The creative tutorial home of image wrangler, Lesa Snider.

Joys of Optimizing JPEGs

April 13, 2005 by
Preserving the important bits of your images

Sure it sounds straightforward enough, this whole business of using Save for Web in Photoshop to compress your beautiful artwork. No problemo, just JPEG that bad boy for all the Internet to see and you'll be set. But wait! In order to get a small file size you're going to have to sacrifice valuable pixel data resulting in quality loss. If you're not careful, your beloved art can get trashed in wretched ways during the compression process when Photoshop starts tossing out pixels here and there. Lucky for us, there's a workaround that still produces download-friendly images with the important bits intact.

In this tutorial, you will learn how to use an Alpha Channel to tell Photoshop where the important bits of your image are, thereby protecting them from the horrors of compression (also called downsampling). You'll also learn what selecting Progressive in the Save for Web dialog box really does.

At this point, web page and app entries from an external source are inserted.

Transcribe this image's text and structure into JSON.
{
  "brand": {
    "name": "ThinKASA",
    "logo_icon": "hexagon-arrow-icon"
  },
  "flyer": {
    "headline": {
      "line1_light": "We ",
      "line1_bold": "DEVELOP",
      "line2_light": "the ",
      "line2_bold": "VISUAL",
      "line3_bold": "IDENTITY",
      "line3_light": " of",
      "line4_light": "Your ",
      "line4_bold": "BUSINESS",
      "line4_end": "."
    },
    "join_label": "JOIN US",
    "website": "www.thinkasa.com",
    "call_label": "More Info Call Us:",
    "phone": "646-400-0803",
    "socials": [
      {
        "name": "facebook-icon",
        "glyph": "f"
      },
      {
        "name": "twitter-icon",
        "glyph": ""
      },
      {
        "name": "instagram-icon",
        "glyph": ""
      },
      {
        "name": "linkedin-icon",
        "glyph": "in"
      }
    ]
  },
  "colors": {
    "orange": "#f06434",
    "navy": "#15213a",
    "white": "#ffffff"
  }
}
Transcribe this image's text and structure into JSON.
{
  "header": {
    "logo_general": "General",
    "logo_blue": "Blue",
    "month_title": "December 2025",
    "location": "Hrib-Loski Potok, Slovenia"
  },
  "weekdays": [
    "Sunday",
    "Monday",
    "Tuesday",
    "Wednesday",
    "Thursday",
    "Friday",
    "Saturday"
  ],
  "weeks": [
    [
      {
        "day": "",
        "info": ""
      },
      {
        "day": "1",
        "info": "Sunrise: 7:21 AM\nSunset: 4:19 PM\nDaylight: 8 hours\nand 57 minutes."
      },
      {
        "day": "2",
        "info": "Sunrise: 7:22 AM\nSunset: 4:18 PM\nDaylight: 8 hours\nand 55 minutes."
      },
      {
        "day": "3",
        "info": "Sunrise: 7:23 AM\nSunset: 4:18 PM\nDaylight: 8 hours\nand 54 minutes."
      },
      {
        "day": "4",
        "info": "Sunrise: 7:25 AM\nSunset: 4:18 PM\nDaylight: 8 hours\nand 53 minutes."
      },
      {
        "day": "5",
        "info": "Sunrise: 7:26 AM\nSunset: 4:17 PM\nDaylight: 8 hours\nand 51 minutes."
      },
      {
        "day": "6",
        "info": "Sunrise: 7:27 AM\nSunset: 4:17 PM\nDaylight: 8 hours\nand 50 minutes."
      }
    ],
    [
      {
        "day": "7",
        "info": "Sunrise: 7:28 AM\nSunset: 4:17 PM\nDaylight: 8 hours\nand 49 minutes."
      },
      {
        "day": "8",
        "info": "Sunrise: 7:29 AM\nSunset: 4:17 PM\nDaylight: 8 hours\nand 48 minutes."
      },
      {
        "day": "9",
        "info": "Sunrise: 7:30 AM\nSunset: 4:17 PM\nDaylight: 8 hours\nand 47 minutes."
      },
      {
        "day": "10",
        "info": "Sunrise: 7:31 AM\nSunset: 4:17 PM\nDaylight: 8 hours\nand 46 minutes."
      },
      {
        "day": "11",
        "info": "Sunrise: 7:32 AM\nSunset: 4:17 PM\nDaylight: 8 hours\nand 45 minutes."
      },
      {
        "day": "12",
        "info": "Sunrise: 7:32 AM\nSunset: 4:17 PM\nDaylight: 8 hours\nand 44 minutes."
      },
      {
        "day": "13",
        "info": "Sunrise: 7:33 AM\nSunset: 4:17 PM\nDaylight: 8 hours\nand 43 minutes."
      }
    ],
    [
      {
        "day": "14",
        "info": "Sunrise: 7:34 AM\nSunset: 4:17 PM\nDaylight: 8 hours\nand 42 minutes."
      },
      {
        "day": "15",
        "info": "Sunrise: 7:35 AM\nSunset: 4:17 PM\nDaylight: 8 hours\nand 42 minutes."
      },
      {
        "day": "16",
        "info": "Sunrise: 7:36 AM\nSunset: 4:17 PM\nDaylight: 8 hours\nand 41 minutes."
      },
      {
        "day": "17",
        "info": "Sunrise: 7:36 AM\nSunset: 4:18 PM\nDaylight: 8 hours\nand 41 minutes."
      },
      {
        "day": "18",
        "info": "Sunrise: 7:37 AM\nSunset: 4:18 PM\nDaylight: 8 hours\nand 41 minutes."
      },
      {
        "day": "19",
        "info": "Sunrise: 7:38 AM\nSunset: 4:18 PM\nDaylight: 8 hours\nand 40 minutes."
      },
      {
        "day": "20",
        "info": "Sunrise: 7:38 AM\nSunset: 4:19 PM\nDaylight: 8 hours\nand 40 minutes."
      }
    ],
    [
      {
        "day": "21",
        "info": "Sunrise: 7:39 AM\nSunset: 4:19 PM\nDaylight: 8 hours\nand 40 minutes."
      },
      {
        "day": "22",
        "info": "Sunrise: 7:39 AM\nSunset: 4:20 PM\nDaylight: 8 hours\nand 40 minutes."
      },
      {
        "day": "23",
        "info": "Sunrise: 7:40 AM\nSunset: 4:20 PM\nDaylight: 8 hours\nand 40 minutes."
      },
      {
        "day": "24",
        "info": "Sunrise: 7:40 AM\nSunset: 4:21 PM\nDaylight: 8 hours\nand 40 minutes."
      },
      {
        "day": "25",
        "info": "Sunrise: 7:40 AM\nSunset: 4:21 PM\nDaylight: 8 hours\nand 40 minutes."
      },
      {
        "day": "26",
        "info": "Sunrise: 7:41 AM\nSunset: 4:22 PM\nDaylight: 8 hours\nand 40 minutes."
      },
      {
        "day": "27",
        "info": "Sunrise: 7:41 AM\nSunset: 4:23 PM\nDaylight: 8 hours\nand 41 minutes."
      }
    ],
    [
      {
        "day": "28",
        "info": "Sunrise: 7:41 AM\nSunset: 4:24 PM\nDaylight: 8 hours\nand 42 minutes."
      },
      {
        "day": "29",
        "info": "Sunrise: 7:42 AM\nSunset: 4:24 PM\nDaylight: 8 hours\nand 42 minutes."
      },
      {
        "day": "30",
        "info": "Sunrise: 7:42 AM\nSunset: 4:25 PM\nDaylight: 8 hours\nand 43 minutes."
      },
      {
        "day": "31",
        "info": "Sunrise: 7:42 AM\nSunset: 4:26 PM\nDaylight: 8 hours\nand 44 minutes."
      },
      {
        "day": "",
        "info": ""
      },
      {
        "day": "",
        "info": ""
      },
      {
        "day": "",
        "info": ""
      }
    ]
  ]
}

Step 1: Open the soon-to-be compressed artwork or image. Now stare at it. What's the most important part? Slap a selection around that part with any of the various tools: the Marquee (to select by rectangle or oval shapes), Magic Wand (to select by color), or the various Lasso tools (to select by drawing an area out yourself).

Example: I designed the brochure below for the Apple User Group Program last year, and I wanted to include it in my online portoflio. The thing is so big that I needed to compress it, well, to death. The important part of this piece is not the text, it's the layout and the images at the bottom. The text is way too small to read so I don't really care about the quality of that particular area, and I'm willing to sacrifice more quality loss there than anywhere else.

Step 2: Draw a selection around the aforementioned important bits. I used the rectangular Marquee selection tool on the bottom part, then held down the Shift key and drew another rectangular selection around the headline.

Step 3: Trot up to the Selection menu and choose Save Selection. In the following dialog box, give your selection a name you'll remember. I chose "important bits" :)

Now if you go over to the Layers Palette and click on the Channels tab, you should find a new Channel at the bottom (as shown below). NOTE: If you don't see the Channels tab in your Layers Palette, from the menu bar at the top of your screen select Window > Channels.

Step 4: Choose File > Save for Web. In the Preset area of this freaking *huge* dialog box, click the tiny mask icon on the far right (circled in red below). This is how we're going to tell Photoshop to use our Alpha Channel when it does its color reduction algorithm thang.

TIP: Checking the Progressive box above will cause your JPEG to load (build, rather) in a web browser little by little. If you leave this box unchecked, the JPEG will come in as a whole image, causing a slight delay as the entire image must download before the browser will display anything. Choosing Progressive will shave a hair or too off image download time, though it's really up to you and how you much of a control freak you are about how your images are displayed :)

Step 5: Next, choose the Channel you previously named in the pull-down menu. In our case, "important bits." Press OK and continue on.

Step 6: Back in the Save for Web dialog, you'll notice that the little mask icon we clicked on above has now darkened on that particular thumbnail. NOTE: Photoshop does not apply the Alpha Channel to any other preview thumbnails, only the one you had selected when you clicked on the mask icon originally.

Notice how the file size is a little smaller on the thumbnail using the Alpha Channel (top), than it is on the other one (bottom).

It's easy to see how this technique can shave valuable seconds off download time, especially in a digital portfolio. Though we shaved off merely a second in our example, time savings will vary depending upon the number of colors in your graphic, initial size, etc.

Until next time, happy shaving!